§ **DATA PROVIDED**:
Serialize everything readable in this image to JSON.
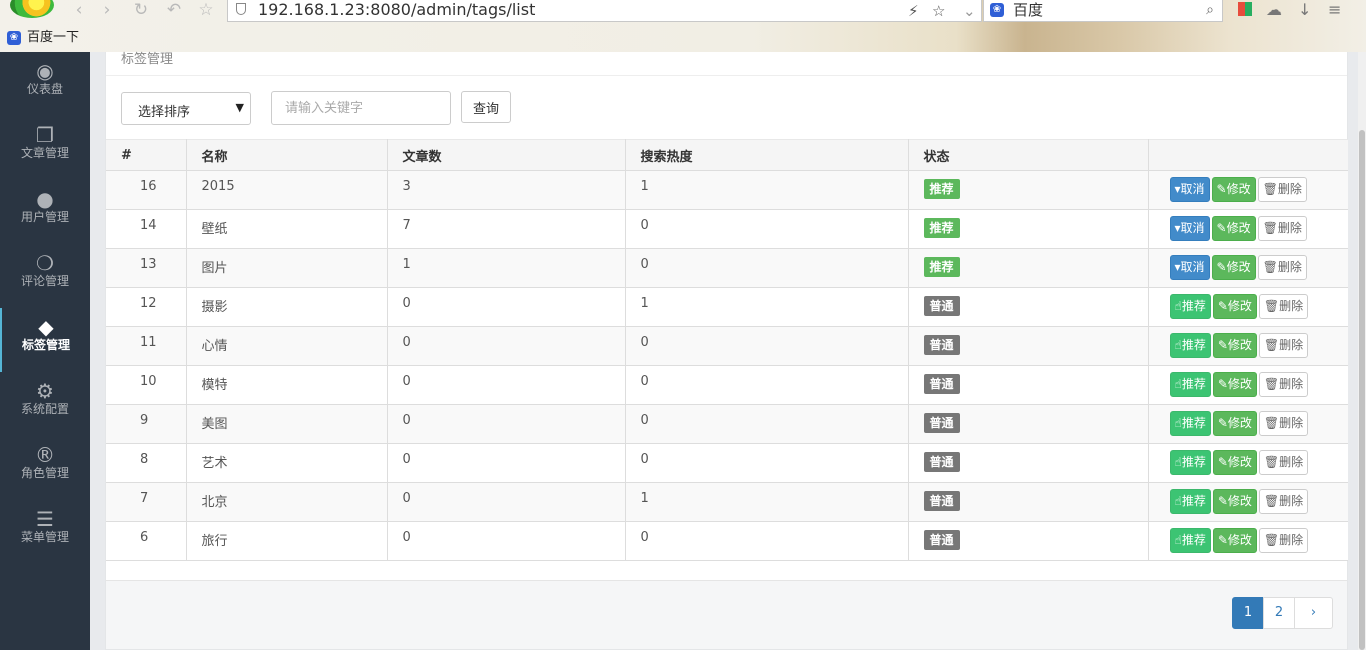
{
  "browser": {
    "url": "192.168.1.23:8080/admin/tags/list",
    "search_engine": "百度",
    "bookmark": "百度一下"
  },
  "sidebar": {
    "items": [
      {
        "label": "仪表盘",
        "icon": "dashboard-icon",
        "glyph": "◉"
      },
      {
        "label": "文章管理",
        "icon": "documents-icon",
        "glyph": "❐"
      },
      {
        "label": "用户管理",
        "icon": "user-icon",
        "glyph": "●"
      },
      {
        "label": "评论管理",
        "icon": "comments-icon",
        "glyph": "❍"
      },
      {
        "label": "标签管理",
        "icon": "tags-icon",
        "glyph": "◆",
        "active": true
      },
      {
        "label": "系统配置",
        "icon": "gear-icon",
        "glyph": "⚙"
      },
      {
        "label": "角色管理",
        "icon": "registered-icon",
        "glyph": "®"
      },
      {
        "label": "菜单管理",
        "icon": "bars-icon",
        "glyph": "☰"
      }
    ]
  },
  "panel": {
    "heading": "标签管理",
    "sort_select": "选择排序",
    "keyword_placeholder": "请输入关键字",
    "query_button": "查询"
  },
  "table": {
    "headers": [
      "#",
      "名称",
      "文章数",
      "搜索热度",
      "状态",
      ""
    ],
    "rows": [
      {
        "id": "16",
        "name": "2015",
        "articles": "3",
        "heat": "1",
        "status": "推荐",
        "recommended": true
      },
      {
        "id": "14",
        "name": "壁纸",
        "articles": "7",
        "heat": "0",
        "status": "推荐",
        "recommended": true
      },
      {
        "id": "13",
        "name": "图片",
        "articles": "1",
        "heat": "0",
        "status": "推荐",
        "recommended": true
      },
      {
        "id": "12",
        "name": "摄影",
        "articles": "0",
        "heat": "1",
        "status": "普通",
        "recommended": false
      },
      {
        "id": "11",
        "name": "心情",
        "articles": "0",
        "heat": "0",
        "status": "普通",
        "recommended": false
      },
      {
        "id": "10",
        "name": "模特",
        "articles": "0",
        "heat": "0",
        "status": "普通",
        "recommended": false
      },
      {
        "id": "9",
        "name": "美图",
        "articles": "0",
        "heat": "0",
        "status": "普通",
        "recommended": false
      },
      {
        "id": "8",
        "name": "艺术",
        "articles": "0",
        "heat": "0",
        "status": "普通",
        "recommended": false
      },
      {
        "id": "7",
        "name": "北京",
        "articles": "0",
        "heat": "1",
        "status": "普通",
        "recommended": false
      },
      {
        "id": "6",
        "name": "旅行",
        "articles": "0",
        "heat": "0",
        "status": "普通",
        "recommended": false
      }
    ],
    "actions": {
      "cancel": "取消",
      "recommend": "推荐",
      "edit": "修改",
      "delete": "删除"
    }
  },
  "pagination": {
    "pages": [
      "1",
      "2"
    ],
    "current": "1",
    "next": "›"
  },
  "colors": {
    "sidebar_bg": "#2a3542",
    "primary": "#428bca",
    "success": "#5cb85c",
    "default_badge": "#777777"
  }
}
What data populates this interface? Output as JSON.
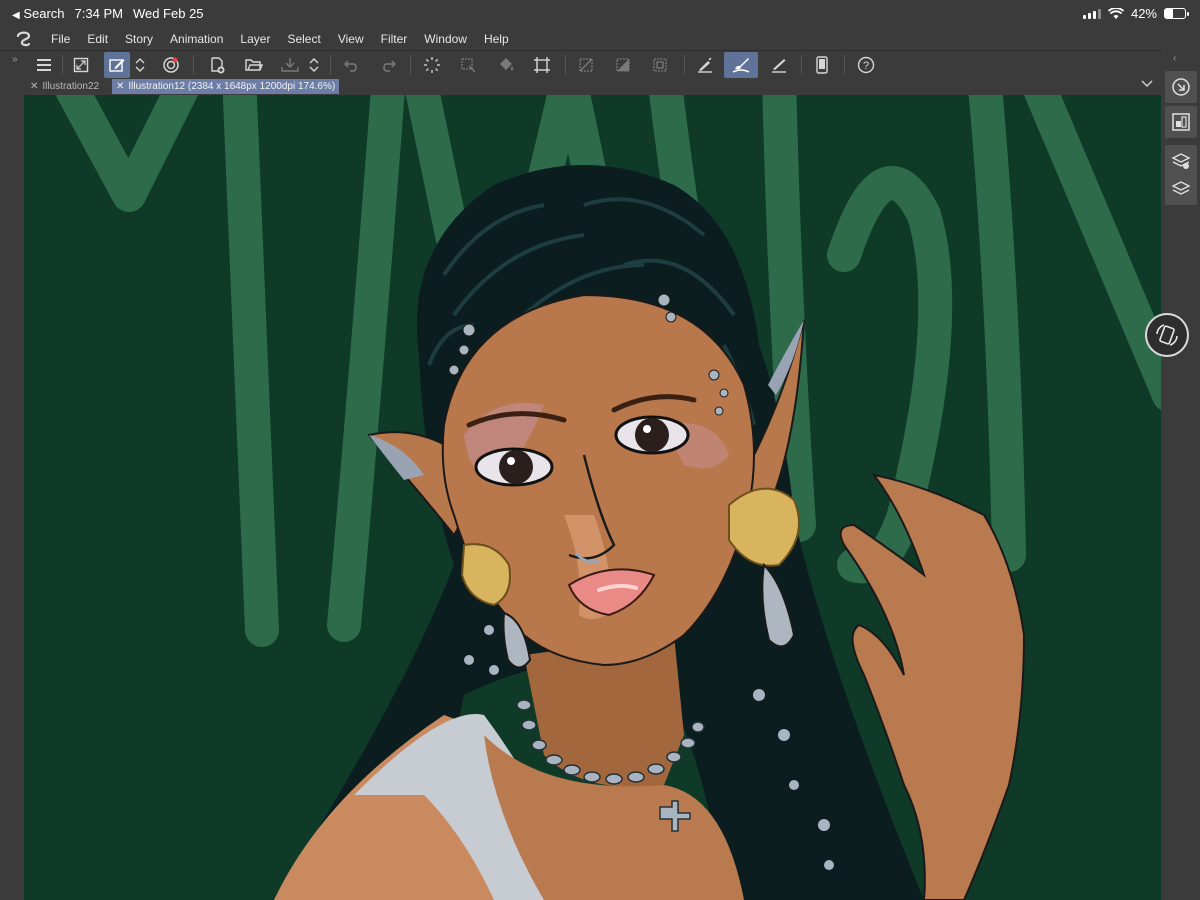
{
  "status_bar": {
    "back_label": "Search",
    "time": "7:34 PM",
    "date": "Wed Feb 25",
    "battery_percent": "42%",
    "battery_level": 0.42
  },
  "menu": {
    "items": [
      "File",
      "Edit",
      "Story",
      "Animation",
      "Layer",
      "Select",
      "View",
      "Filter",
      "Window",
      "Help"
    ]
  },
  "toolbar": {
    "icons": [
      "menu-icon",
      "fullscreen-icon",
      "edit-mode-icon",
      "mode-toggle-icon",
      "canvas-shift-icon",
      "new-file-icon",
      "open-file-icon",
      "save-icon",
      "save-toggle-icon",
      "undo-icon",
      "redo-icon",
      "loading-icon",
      "transform-selection-icon",
      "fill-icon",
      "crop-icon",
      "clear-selection-icon",
      "invert-selection-icon",
      "selection-border-icon",
      "pen-stabilizer-icon",
      "brush-icon",
      "ruler-icon",
      "smartphone-icon",
      "help-icon"
    ]
  },
  "tabs": [
    {
      "title": "Illustration22"
    },
    {
      "title": "Illustration12 (2384 x 1648px 1200dpi 174.6%)"
    }
  ],
  "colors": {
    "ui_background": "#3b3b3b",
    "active_tab": "#6c7ea5",
    "active_tool": "#5f7297",
    "canvas_background": "#0f3a28",
    "canvas_strokes": "#2e6b4b"
  },
  "right_panel": {
    "icons": [
      "navigator-icon",
      "sub-view-icon",
      "layer-properties-icon",
      "layers-icon"
    ]
  },
  "floating": {
    "icon": "rotate-device-icon"
  }
}
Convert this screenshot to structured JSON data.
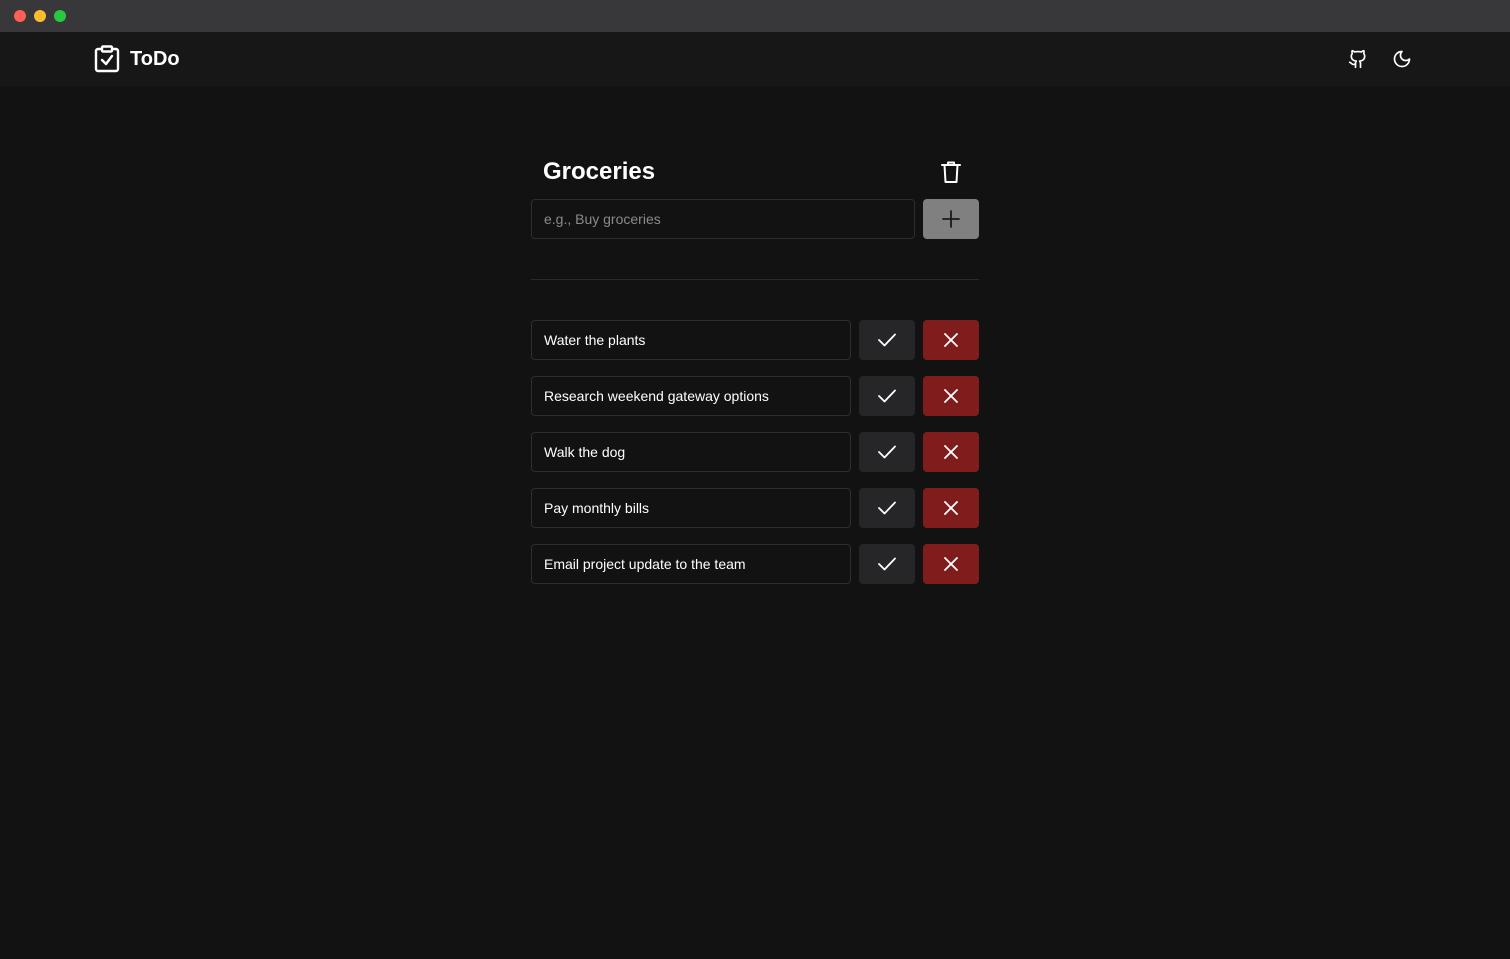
{
  "app": {
    "title": "ToDo"
  },
  "list": {
    "title": "Groceries",
    "input_placeholder": "e.g., Buy groceries",
    "input_value": ""
  },
  "tasks": [
    {
      "text": "Water the plants"
    },
    {
      "text": "Research weekend gateway options"
    },
    {
      "text": "Walk the dog"
    },
    {
      "text": "Pay monthly bills"
    },
    {
      "text": "Email project update to the team"
    }
  ],
  "icons": {
    "brand": "clipboard-check-icon",
    "github": "github-icon",
    "theme": "moon-icon",
    "delete_list": "trash-icon",
    "add": "plus-icon",
    "complete": "check-icon",
    "remove": "x-icon"
  },
  "colors": {
    "background": "#121212",
    "navbar": "#171717",
    "add_button": "#808080",
    "complete_button": "#262628",
    "remove_button": "#7f1d1d"
  }
}
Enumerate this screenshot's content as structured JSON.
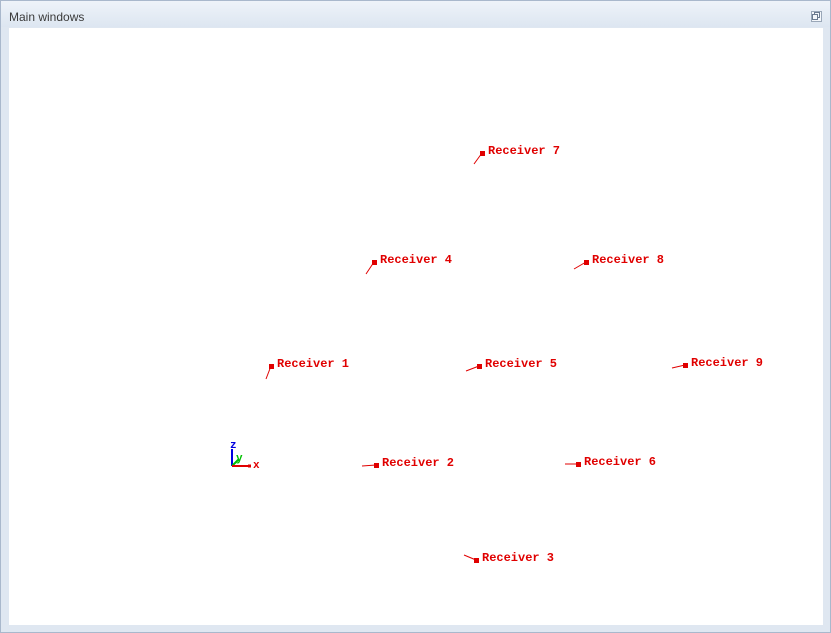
{
  "window": {
    "title": "Main windows"
  },
  "axes": {
    "x_label": "x",
    "y_label": "y",
    "z_label": "z",
    "colors": {
      "x": "#e00000",
      "y": "#00c000",
      "z": "#0000e0"
    }
  },
  "receivers": [
    {
      "label": "Receiver 1"
    },
    {
      "label": "Receiver 2"
    },
    {
      "label": "Receiver 3"
    },
    {
      "label": "Receiver 4"
    },
    {
      "label": "Receiver 5"
    },
    {
      "label": "Receiver 6"
    },
    {
      "label": "Receiver 7"
    },
    {
      "label": "Receiver 8"
    },
    {
      "label": "Receiver 9"
    }
  ],
  "colors": {
    "receiver": "#e00000",
    "window_frame": "#dfe7f1",
    "viewport_background": "#ffffff"
  }
}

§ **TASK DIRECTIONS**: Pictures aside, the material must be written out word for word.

§ **SOLUTION TO THIS EXERCISE**:
Serialize everything readable in this image to JSON.
{
  "browser": {
    "url": "192.168.1.23:8080/admin/tags/list",
    "search_engine": "百度",
    "bookmark": "百度一下"
  },
  "sidebar": {
    "items": [
      {
        "label": "仪表盘",
        "icon": "dashboard-icon",
        "glyph": "◉"
      },
      {
        "label": "文章管理",
        "icon": "documents-icon",
        "glyph": "❐"
      },
      {
        "label": "用户管理",
        "icon": "user-icon",
        "glyph": "●"
      },
      {
        "label": "评论管理",
        "icon": "comments-icon",
        "glyph": "❍"
      },
      {
        "label": "标签管理",
        "icon": "tags-icon",
        "glyph": "◆",
        "active": true
      },
      {
        "label": "系统配置",
        "icon": "gear-icon",
        "glyph": "⚙"
      },
      {
        "label": "角色管理",
        "icon": "registered-icon",
        "glyph": "®"
      },
      {
        "label": "菜单管理",
        "icon": "bars-icon",
        "glyph": "☰"
      }
    ]
  },
  "panel": {
    "heading": "标签管理",
    "sort_select": "选择排序",
    "keyword_placeholder": "请输入关键字",
    "query_button": "查询"
  },
  "table": {
    "headers": [
      "#",
      "名称",
      "文章数",
      "搜索热度",
      "状态",
      ""
    ],
    "rows": [
      {
        "id": "16",
        "name": "2015",
        "articles": "3",
        "heat": "1",
        "status": "推荐",
        "recommended": true
      },
      {
        "id": "14",
        "name": "壁纸",
        "articles": "7",
        "heat": "0",
        "status": "推荐",
        "recommended": true
      },
      {
        "id": "13",
        "name": "图片",
        "articles": "1",
        "heat": "0",
        "status": "推荐",
        "recommended": true
      },
      {
        "id": "12",
        "name": "摄影",
        "articles": "0",
        "heat": "1",
        "status": "普通",
        "recommended": false
      },
      {
        "id": "11",
        "name": "心情",
        "articles": "0",
        "heat": "0",
        "status": "普通",
        "recommended": false
      },
      {
        "id": "10",
        "name": "模特",
        "articles": "0",
        "heat": "0",
        "status": "普通",
        "recommended": false
      },
      {
        "id": "9",
        "name": "美图",
        "articles": "0",
        "heat": "0",
        "status": "普通",
        "recommended": false
      },
      {
        "id": "8",
        "name": "艺术",
        "articles": "0",
        "heat": "0",
        "status": "普通",
        "recommended": false
      },
      {
        "id": "7",
        "name": "北京",
        "articles": "0",
        "heat": "1",
        "status": "普通",
        "recommended": false
      },
      {
        "id": "6",
        "name": "旅行",
        "articles": "0",
        "heat": "0",
        "status": "普通",
        "recommended": false
      }
    ],
    "actions": {
      "cancel": "取消",
      "recommend": "推荐",
      "edit": "修改",
      "delete": "删除"
    }
  },
  "pagination": {
    "pages": [
      "1",
      "2"
    ],
    "current": "1",
    "next": "›"
  },
  "colors": {
    "sidebar_bg": "#2a3542",
    "primary": "#428bca",
    "success": "#5cb85c",
    "default_badge": "#777777"
  }
}
What data populates this interface? Output as JSON.
{
  "status_bar": {
    "back_label": "Search",
    "time": "7:34 PM",
    "date": "Wed Feb 25",
    "battery_percent": "42%",
    "battery_level": 0.42
  },
  "menu": {
    "items": [
      "File",
      "Edit",
      "Story",
      "Animation",
      "Layer",
      "Select",
      "View",
      "Filter",
      "Window",
      "Help"
    ]
  },
  "toolbar": {
    "icons": [
      "menu-icon",
      "fullscreen-icon",
      "edit-mode-icon",
      "mode-toggle-icon",
      "canvas-shift-icon",
      "new-file-icon",
      "open-file-icon",
      "save-icon",
      "save-toggle-icon",
      "undo-icon",
      "redo-icon",
      "loading-icon",
      "transform-selection-icon",
      "fill-icon",
      "crop-icon",
      "clear-selection-icon",
      "invert-selection-icon",
      "selection-border-icon",
      "pen-stabilizer-icon",
      "brush-icon",
      "ruler-icon",
      "smartphone-icon",
      "help-icon"
    ]
  },
  "tabs": [
    {
      "title": "Illustration22"
    },
    {
      "title": "Illustration12 (2384 x 1648px 1200dpi 174.6%)"
    }
  ],
  "colors": {
    "ui_background": "#3b3b3b",
    "active_tab": "#6c7ea5",
    "active_tool": "#5f7297",
    "canvas_background": "#0f3a28",
    "canvas_strokes": "#2e6b4b"
  },
  "right_panel": {
    "icons": [
      "navigator-icon",
      "sub-view-icon",
      "layer-properties-icon",
      "layers-icon"
    ]
  },
  "floating": {
    "icon": "rotate-device-icon"
  }
}
Convert this screenshot to structured JSON data.
{
  "app": {
    "title": "ToDo"
  },
  "list": {
    "title": "Groceries",
    "input_placeholder": "e.g., Buy groceries",
    "input_value": ""
  },
  "tasks": [
    {
      "text": "Water the plants"
    },
    {
      "text": "Research weekend gateway options"
    },
    {
      "text": "Walk the dog"
    },
    {
      "text": "Pay monthly bills"
    },
    {
      "text": "Email project update to the team"
    }
  ],
  "icons": {
    "brand": "clipboard-check-icon",
    "github": "github-icon",
    "theme": "moon-icon",
    "delete_list": "trash-icon",
    "add": "plus-icon",
    "complete": "check-icon",
    "remove": "x-icon"
  },
  "colors": {
    "background": "#121212",
    "navbar": "#171717",
    "add_button": "#808080",
    "complete_button": "#262628",
    "remove_button": "#7f1d1d"
  }
}
Enumerate this screenshot's content as structured JSON.
{
  "window": {
    "title": "Main windows"
  },
  "axes": {
    "x_label": "x",
    "y_label": "y",
    "z_label": "z",
    "colors": {
      "x": "#e00000",
      "y": "#00c000",
      "z": "#0000e0"
    }
  },
  "receivers": [
    {
      "label": "Receiver 1"
    },
    {
      "label": "Receiver 2"
    },
    {
      "label": "Receiver 3"
    },
    {
      "label": "Receiver 4"
    },
    {
      "label": "Receiver 5"
    },
    {
      "label": "Receiver 6"
    },
    {
      "label": "Receiver 7"
    },
    {
      "label": "Receiver 8"
    },
    {
      "label": "Receiver 9"
    }
  ],
  "colors": {
    "receiver": "#e00000",
    "window_frame": "#dfe7f1",
    "viewport_background": "#ffffff"
  }
}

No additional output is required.